Skip to main content

Tampa Bay Buccaneers

Straight to Midterms

The Bucs didn’t waste time easing their rookies into the system on Friday, choosing instead to open up the playbooks to see how they would respond


Head Coach Jon Gruden wanted the newest Buccaneers to get a feel for the team's way of conducting business

When teaching a new class, it makes sense to use the first few days of the term to go over ground rules, learn names and ease into the curriculum.

The same is not necessarily true when working with a new draft class, at least not in the Tampa Bay Buccaneers' point of view. The way the team got started on Friday, during the first day of its post-draft rookie mini-camp, was almost the equivalent of scheduling midterms on the first day of school.

Don't worry, rooks…this won't count toward your final grades.

On Thursday night, about 55 rookies and first-year players assembled at One Buccaneer Place to get a first look at the playbooks and do some intense studying with position coaches. On Friday, those coaches threw the books at their young class, and while they weren't expecting perfection they were hoping to see some spark of recognition.

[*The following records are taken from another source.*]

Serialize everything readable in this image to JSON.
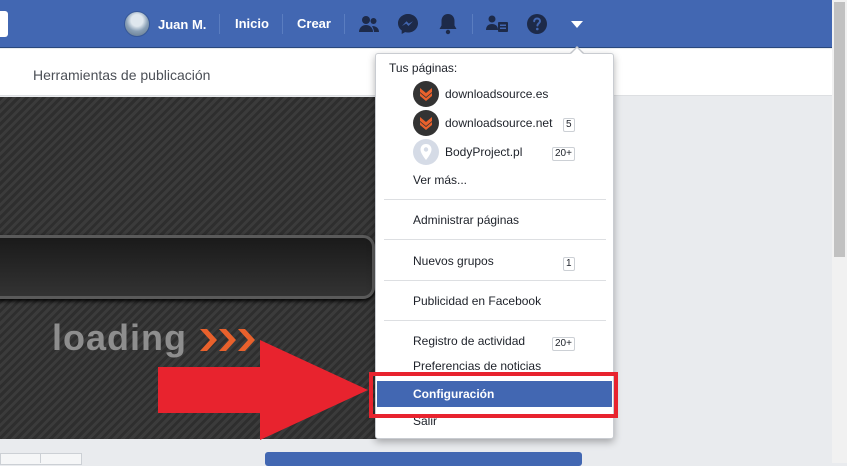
{
  "topbar": {
    "profile_name": "Juan M.",
    "home_label": "Inicio",
    "create_label": "Crear",
    "icons": [
      "friends-icon",
      "messenger-icon",
      "notifications-icon",
      "friend-requests-icon",
      "help-icon",
      "account-menu-icon"
    ]
  },
  "subheader": {
    "title": "Herramientas de publicación"
  },
  "video": {
    "overlay_text": "loading",
    "overlay_arrows": "›››"
  },
  "dropdown": {
    "section_label": "Tus páginas:",
    "pages": [
      {
        "name": "downloadsource.es",
        "badge": ""
      },
      {
        "name": "downloadsource.net",
        "badge": "5"
      },
      {
        "name": "BodyProject.pl",
        "badge": "20+"
      }
    ],
    "see_more": "Ver más...",
    "manage_pages": "Administrar páginas",
    "new_groups": "Nuevos grupos",
    "new_groups_badge": "1",
    "ads": "Publicidad en Facebook",
    "activity_log": "Registro de actividad",
    "activity_log_badge": "20+",
    "news_prefs": "Preferencias de noticias",
    "settings": "Configuración",
    "logout": "Salir"
  },
  "colors": {
    "brand": "#4267b2",
    "highlight_red": "#e8232e",
    "page_icon_orange": "#e9612c"
  }
}
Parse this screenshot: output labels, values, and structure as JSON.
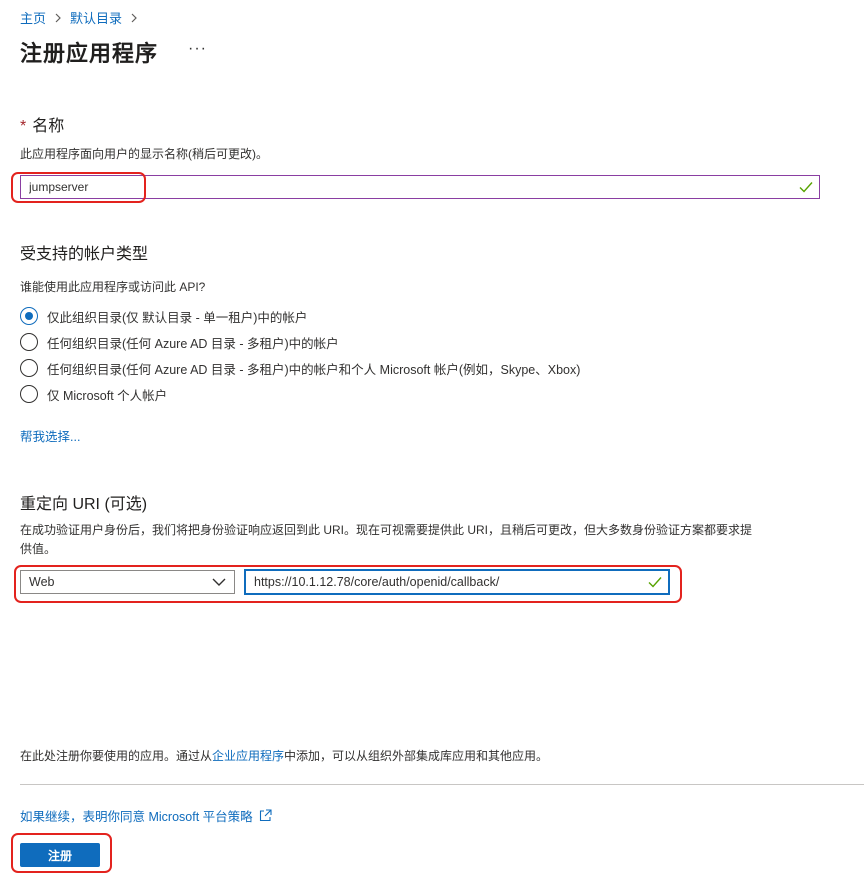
{
  "breadcrumb": [
    {
      "label": "主页"
    },
    {
      "label": "默认目录"
    }
  ],
  "page": {
    "title": "注册应用程序",
    "more_label": "···"
  },
  "name_section": {
    "required_mark": "*",
    "title": "名称",
    "description": "此应用程序面向用户的显示名称(稍后可更改)。",
    "value": "jumpserver"
  },
  "account_section": {
    "title": "受支持的帐户类型",
    "question": "谁能使用此应用程序或访问此 API?",
    "options": [
      {
        "label": "仅此组织目录(仅 默认目录 - 单一租户)中的帐户",
        "checked": true
      },
      {
        "label": "任何组织目录(任何 Azure AD 目录 - 多租户)中的帐户",
        "checked": false
      },
      {
        "label": "任何组织目录(任何 Azure AD 目录 - 多租户)中的帐户和个人 Microsoft 帐户(例如，Skype、Xbox)",
        "checked": false
      },
      {
        "label": "仅 Microsoft 个人帐户",
        "checked": false
      }
    ],
    "help_link": "帮我选择..."
  },
  "redirect_section": {
    "title": "重定向 URI (可选)",
    "description_line1": "在成功验证用户身份后，我们将把身份验证响应返回到此 URI。现在可视需要提供此 URI，且稍后可更改，但大多数身份验证方案都要求提",
    "description_line2": "供值。",
    "platform": "Web",
    "uri": "https://10.1.12.78/core/auth/openid/callback/"
  },
  "footer": {
    "note_prefix": "在此处注册你要使用的应用。通过从",
    "note_link": "企业应用程序",
    "note_suffix": "中添加，可以从组织外部集成库应用和其他应用。",
    "policy_link": "如果继续，表明你同意 Microsoft 平台策略",
    "register_button": "注册"
  },
  "colors": {
    "accent": "#0f6cbd",
    "highlight": "#e3231e",
    "valid_check": "#57a300"
  },
  "icons": [
    "chevron-right-icon",
    "checkmark-icon",
    "chevron-down-icon",
    "external-link-icon"
  ]
}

The idea isn't to overwhelm the rookies with what they don't know but to give them an idea of how much there is to learn…and how rapidly the coursework tends to accelerate.

"We're trying to throw a lot of things at them and see who can learn what," said Head Coach Jon Gruden after a Friday afternoon practice that met with his approval. "Try and tax them a little bit, mentally and physically. Get them acclimated to how we're going to practice so when they do come back here in the middle of May or early June, they are not shocked with the tempo and they don't slow some of our veterans down and get yelled at by them."

Not all of the players at One Buc on Friday will be back in June, of course. The team's rookie mini-camp is comprised of the 2006 draft class, subsequently-signed rookie free agents, a handful of first-year players already on the roster and – fleshing out most of the positions – 30 young men in town on tryout contracts. However, some of the new draftees may figure heavily into the team's plans for 2006. In addition, history suggests that a significant number of the tryout players will be back; last year, eight of the 20 players who participated in the same camp on tryouts made it onto the real roster at some point.

So, while there were no veterans on the field on Friday – in fact, they were prohibited from participating – there was still a nucleus of young men who need to get up to speed on the team's offensive and defensive systems, and quickly, for the Bucs to succeed.

"We want to try to build relationships with the position coaches and the players, try to get a little camaraderie going amongst this class," said Gruden. "Teach them a little about our system of football, how we are going to practice. Build some relationships. It's a big part of this."

The Bucs will have only three full practices over the course of the weekend, working out on Saturday afternoon and Sunday morning to complement Friday's start. However, they will have the rookies on site for most of the three days, working extensively in the classroom to lay the groundwork for a productive training camp.

Friday's fast pace wasn't just some exercise in initiation for the Buccaneer neophytes. The young talent the team has assembled over the last few years is critical to the team's success, particularly on offense, where the overhaul has been extensive. The Bucs are still relying on some veterans on that side of the ball, such as Joey Galloway, Mike Alstott and John Wade, but much of that unit is still in the construction phase. If Tampa Bay can get the type of first-year contributions it got from Michael Clayton, Cadillac Williams, Alex Smith and Dan Buenning from the current class, the transition could happen rather swiftly.

"Potentially on offense, we could be the youngest offensive team in football if you put in the quarterback and you put in Clayton and [Maurice] Stovall, Alex Smith, Cadillac Williams, now you're talking about Buenning and Anthony Davis, and a couple of new prospects here," said Gruden. "It's a young offensive football team, potentially. We still have some veterans, I think, that have some real quality football left in them. Guys like Kenyatta [Walker] and Mike Alstott, Joey Galloway, Ike Hilliard, so we do have a nice mix. But potentially, we could be a very young operation on offense. It's kind of strange, kind of exciting and we'll see what happens."

See, that's pretty much the point of throwing so much at these rookies right from day one: Let's see what happens.

This article has been reproduced in a new format and may be missing content or contain faulty links. Please use the Contact Us link in our site footer to report an issue.

Latest Headlines